Posts Tagged ‘Living in the city vs living outside Brooklyn’s city limits’

2 Reasons Why Your Home’s Proximity to Work Matters Most

Friday, April 15th, 2016
Proximity to work

Proximity to work impacts your disposable income, quality of life and the amount of time you have to spend with family at home. Think about it before you buy.

Where are homeowners dealing with the longest daily commutes to work? In New York!

Does it surprise you to know that a New Yorker’s morning commute is longer than anywhere else in the United States? But why should that matter to you? Well, if you are in the market to buy, a home’s proximity to work matters most for 2 reasons: Its effect on your pocketbook and your well-being.

Statista averaged morning commutes for 10 U.S. cities:

  • New Yorkers spend 39.4 minutes commuting to work every day.
  • Jersey City, NJ – 35.6
  • Newark, NJ – 33.9
  • Chicago, IL – 33.7
  • Philadelphia, PA – 32.3
  • San Francisco, CA – 31.0
  • Fremont, CA – 30.5
  • Baltimore, MD – 30.1
  • Washington D.C. – 29.8
  • Los Angeles, CA – 29.6

(If this piques your techy interest, find more morning commute statistics at Statista).

Why your Brooklyn home’s proximity to work matters

  1. It matters to your pocketbook in the long run.

Long daily commutes to work negatively impact your disposable income, quality of life and the amount of time you have to spend with family at home. Yes, there are financial and quality-of-life benefits provided by long daily commutes, but are they worth having less time to spend with your family at home?

There’s not a thing wrong with choosing to buy a home located beyond Brooklyn’s busy city life. However, it is important to avoid the temptation to buy a large home that forces you to stretch your budget and locks you into long daily commutes for a big-city salary in order to pay for that large home. I recommend buying a modest home based on the following Disposable Personal Income (DPI) formula.

Your household’s Disposable Personal Income is what you have available for spending and saving after taxes. Your salary minus the tax rate equals your DPI. For example, $100,000 – $35,000 (35% tax rate) = $65,000 DPI.

Don’t forget about the wear and tear on your vehicle and the cost of filling its tank with gas. Long daily commutes add higher vehicle maintenance costs and more money spent on gas to deplete your disposable income. There are more miles piling on your engine and wearing on your tires, the need for more oil changes and brake replacement, too.

  1. It matters to your well-being in the long run.

Long daily commutes matter to your health in the long as well. Outside of being more than inconvenient, long commutes to work negatively impact both your physical and mental health.

  • Sitting inactively for long periods of time can contribute to weight gain. The farther the commute, the more time you spend being inactive. People who commute every day are more likely to be overweight.
  • Spending long periods of time slumped forward in the driver’s seat can contribute to ongoing neck and back pain.
  • Long periods of time spent commuting affects your mood because you have less time to enjoy daily activities or concentrate.
  • Any amount of time spent commuting causes stress. The longer the commute, the more likely you will have elevated blood pressure.
  • Time spent commuting exposes you to air pollution. The longer the commute, the higher your exposure to harmful air pollution will be.

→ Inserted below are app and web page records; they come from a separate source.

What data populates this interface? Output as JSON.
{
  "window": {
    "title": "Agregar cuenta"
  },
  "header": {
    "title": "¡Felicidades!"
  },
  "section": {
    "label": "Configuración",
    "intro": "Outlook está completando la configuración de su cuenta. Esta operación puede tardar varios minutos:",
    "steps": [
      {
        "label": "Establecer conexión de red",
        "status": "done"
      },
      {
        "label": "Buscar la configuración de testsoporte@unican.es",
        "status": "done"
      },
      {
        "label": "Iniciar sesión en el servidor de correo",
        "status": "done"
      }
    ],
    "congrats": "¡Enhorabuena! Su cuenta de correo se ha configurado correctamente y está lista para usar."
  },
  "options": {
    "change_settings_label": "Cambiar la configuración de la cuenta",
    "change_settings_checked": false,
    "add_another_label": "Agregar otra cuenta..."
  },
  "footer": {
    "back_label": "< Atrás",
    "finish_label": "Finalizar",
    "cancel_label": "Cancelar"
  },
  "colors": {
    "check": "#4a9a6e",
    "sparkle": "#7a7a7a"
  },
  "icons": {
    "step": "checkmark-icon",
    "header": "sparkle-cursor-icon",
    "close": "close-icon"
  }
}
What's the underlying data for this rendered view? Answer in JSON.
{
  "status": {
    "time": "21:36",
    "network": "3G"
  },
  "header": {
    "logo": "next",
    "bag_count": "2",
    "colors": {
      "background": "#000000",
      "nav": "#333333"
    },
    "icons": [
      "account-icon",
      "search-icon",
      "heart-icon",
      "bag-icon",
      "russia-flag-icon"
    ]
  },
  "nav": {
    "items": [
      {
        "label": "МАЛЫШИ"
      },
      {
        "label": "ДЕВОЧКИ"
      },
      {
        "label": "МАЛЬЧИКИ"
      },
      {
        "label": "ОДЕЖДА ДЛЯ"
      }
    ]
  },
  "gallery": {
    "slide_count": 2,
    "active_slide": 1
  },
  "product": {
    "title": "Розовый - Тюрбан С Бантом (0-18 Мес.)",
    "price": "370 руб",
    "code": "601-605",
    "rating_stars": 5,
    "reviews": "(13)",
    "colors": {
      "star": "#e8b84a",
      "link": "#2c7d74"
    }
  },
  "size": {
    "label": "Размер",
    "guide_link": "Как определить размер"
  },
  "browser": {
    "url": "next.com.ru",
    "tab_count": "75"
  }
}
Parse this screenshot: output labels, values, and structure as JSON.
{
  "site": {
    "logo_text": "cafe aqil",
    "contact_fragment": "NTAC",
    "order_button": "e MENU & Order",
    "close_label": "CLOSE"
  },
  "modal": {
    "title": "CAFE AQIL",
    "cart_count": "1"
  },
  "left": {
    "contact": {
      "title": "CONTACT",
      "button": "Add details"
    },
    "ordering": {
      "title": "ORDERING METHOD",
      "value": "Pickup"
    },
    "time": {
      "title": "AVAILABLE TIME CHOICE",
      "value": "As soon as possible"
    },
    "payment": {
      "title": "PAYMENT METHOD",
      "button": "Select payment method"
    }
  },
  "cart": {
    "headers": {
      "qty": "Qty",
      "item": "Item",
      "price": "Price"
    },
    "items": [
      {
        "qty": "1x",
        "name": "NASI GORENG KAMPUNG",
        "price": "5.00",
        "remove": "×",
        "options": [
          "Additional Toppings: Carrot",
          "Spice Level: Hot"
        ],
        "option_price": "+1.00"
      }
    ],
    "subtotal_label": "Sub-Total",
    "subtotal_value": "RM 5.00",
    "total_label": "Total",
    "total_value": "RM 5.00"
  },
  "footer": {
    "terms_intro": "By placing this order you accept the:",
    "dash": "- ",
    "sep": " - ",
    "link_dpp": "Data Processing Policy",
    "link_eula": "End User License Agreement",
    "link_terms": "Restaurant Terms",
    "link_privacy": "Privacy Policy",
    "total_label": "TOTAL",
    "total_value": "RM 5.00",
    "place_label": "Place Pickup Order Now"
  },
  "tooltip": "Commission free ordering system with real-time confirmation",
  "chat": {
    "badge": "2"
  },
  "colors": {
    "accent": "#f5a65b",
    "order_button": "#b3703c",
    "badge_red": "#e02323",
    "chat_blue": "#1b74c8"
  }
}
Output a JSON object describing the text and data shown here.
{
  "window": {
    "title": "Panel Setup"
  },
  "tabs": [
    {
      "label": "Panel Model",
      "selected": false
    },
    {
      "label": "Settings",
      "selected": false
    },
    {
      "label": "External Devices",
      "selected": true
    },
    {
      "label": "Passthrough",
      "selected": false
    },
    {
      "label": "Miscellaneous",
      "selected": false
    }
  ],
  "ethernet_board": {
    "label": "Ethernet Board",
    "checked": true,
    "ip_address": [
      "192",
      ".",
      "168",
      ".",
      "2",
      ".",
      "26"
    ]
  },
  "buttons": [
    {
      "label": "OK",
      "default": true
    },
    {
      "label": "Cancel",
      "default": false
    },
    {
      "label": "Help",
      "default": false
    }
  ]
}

The decision to commute to work daily is clearly a matter of personal choice. You must determine how long your home’s proximity to work should be based on its effects to your pocketbook and your well-being. With over 30 years of experience in Brooklyn, I can help you determine the best location of a home to buy, a home that will meet the needs of your family. Call me, Charles D’Alessandro, your Brooklyn real estate agent with Fillmore Real Estate at (718) 253-9600 ext. 206 or email charles@brooklynrealestatesales.com today.